  • May have a folding spike bayonet (nicknamed the "pig sticker") as opposed to the detachable knife bayonets of the AK-47 and AKM. There are three different types of spike bayonets made for Type 56 rifles. Type 56 assault rifles are the only AK-pattern assault rifles that use spike bayonets.
  • Military issued versions of the Type 56 lack the threaded muzzle found on the AK-47 and AKM. So they cannot use an AKM compensator or blanking firing device. Commercial versions of the Type 56 may or may not have a threaded muzzle.
  • Has a blued finish like the AK-47 and unlike the AKM, which has a black oxide finish or a parkerized finish.
  • Has "in the white" bolt carrier, while the AKM bolt carrier is blued.
  • Like the AK-47, sights will only adjust to 800 meters, whereas AKM sights adjust to 1000 meters.
  • Most Type 56s lack the AKM scope mount plate on the left side of the receiver.
  • Lacks the hammer release delay device of the AKM. The thicker receiver improves overall rigidity, making a higher rate of fire acceptable.
  • The gas relief ports are located on the gas tube like the AK-47, unlike the AKM which had the gas relief ports relocated forward to the gas block.
  • The Type 56 has a pressed and pinned barrel like the AKM, opposed to the AK-47 barrel which is threaded at the receiver end.
  • The fixed stock of a Type 56 has a less in line stock like the AK-47, opposed to the AKM which has a straighter stock.
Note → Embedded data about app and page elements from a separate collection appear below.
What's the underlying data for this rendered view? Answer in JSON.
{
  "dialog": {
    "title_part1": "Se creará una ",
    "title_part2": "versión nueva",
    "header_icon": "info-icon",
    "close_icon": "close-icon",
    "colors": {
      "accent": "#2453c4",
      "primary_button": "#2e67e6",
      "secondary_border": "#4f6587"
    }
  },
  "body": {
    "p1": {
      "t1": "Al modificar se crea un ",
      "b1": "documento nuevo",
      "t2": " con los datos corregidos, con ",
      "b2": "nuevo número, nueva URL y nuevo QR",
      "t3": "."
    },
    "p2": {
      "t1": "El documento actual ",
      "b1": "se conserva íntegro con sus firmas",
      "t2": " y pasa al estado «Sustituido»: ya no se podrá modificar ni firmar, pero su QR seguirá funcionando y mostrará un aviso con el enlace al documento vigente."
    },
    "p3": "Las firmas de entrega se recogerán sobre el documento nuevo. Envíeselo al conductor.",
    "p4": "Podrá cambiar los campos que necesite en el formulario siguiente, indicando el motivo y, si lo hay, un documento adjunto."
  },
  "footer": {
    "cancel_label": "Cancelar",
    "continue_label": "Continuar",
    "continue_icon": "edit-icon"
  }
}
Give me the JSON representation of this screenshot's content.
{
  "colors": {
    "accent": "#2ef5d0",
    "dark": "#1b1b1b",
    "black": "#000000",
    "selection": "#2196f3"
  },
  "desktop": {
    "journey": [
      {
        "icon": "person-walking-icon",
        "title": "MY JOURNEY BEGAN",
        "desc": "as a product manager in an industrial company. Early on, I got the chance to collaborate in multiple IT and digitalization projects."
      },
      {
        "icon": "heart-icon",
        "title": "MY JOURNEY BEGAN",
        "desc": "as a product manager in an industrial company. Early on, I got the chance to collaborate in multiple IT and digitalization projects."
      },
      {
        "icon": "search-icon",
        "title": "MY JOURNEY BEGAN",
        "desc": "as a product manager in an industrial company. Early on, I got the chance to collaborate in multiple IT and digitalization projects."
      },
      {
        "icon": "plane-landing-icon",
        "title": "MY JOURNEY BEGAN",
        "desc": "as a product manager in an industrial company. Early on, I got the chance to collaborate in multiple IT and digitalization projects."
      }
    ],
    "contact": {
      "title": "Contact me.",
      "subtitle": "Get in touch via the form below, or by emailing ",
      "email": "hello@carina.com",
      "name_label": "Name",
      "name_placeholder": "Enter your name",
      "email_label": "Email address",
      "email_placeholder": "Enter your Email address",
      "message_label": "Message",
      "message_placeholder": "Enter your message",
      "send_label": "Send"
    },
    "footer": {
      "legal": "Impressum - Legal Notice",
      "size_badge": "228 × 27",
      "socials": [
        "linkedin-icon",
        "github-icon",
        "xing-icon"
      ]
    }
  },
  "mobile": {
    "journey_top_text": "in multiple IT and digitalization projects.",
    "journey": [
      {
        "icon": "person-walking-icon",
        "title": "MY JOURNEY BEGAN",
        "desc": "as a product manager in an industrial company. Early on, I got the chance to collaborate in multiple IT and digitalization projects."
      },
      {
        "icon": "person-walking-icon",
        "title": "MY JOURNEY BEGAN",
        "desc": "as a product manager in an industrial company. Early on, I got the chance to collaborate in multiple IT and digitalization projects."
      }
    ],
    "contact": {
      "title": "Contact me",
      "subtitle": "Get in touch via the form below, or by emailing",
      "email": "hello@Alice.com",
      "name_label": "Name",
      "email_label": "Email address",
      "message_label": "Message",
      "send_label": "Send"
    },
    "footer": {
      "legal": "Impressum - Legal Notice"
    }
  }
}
Type 56 variantsEdit

Infantería de marina boliviana encima de lanchas inflables

Bolivian Marines sitting on inflatable boats, carrying Type 56 rifles and scuba equipment during the military parade in Cochabamba.

  • Type 56 – Basic variant introduced in 1956. Copy of AK-47 with fixed wooden stock and permanently attached spike bayonet. Beginning in the mid-1960s, the guns were manufactured with stamped receivers, mimicking the improved (and cheaper) Russian AKM, while the permanently attached bayonet became optional. The weapon is now used by Chinese reserve and militia units.
  • Type 56-I – Copy of the AKS-47, with an under-folding steel shoulder stock and the bayonet removed to make the weapon easier to carry. Like the original Type 56, milled receivers were replaced by stamped receivers in the mid-1960s, which made the Type 56-1 an equivalent to the Russian AKMS.

Type 56 carbine Edit

The "Type 56" designation was also used for Chinese version of the SKS, known as the Type 56, but the designs are entirely distinct.


  1. Miller, David (2001). The Illustrated Directory of 20th Century Guns. Salamander Books Ltd. ISBN 1-84065-245-4.

External links Edit

Ad blocker interference detected!

Wikia is a free-to-use site that makes money from advertising. We have a modified experience for viewers using ad blockers

Wikia is not accessible if you’ve made further modifications. Remove the custom ad blocker rule(s) and the page will load as expected.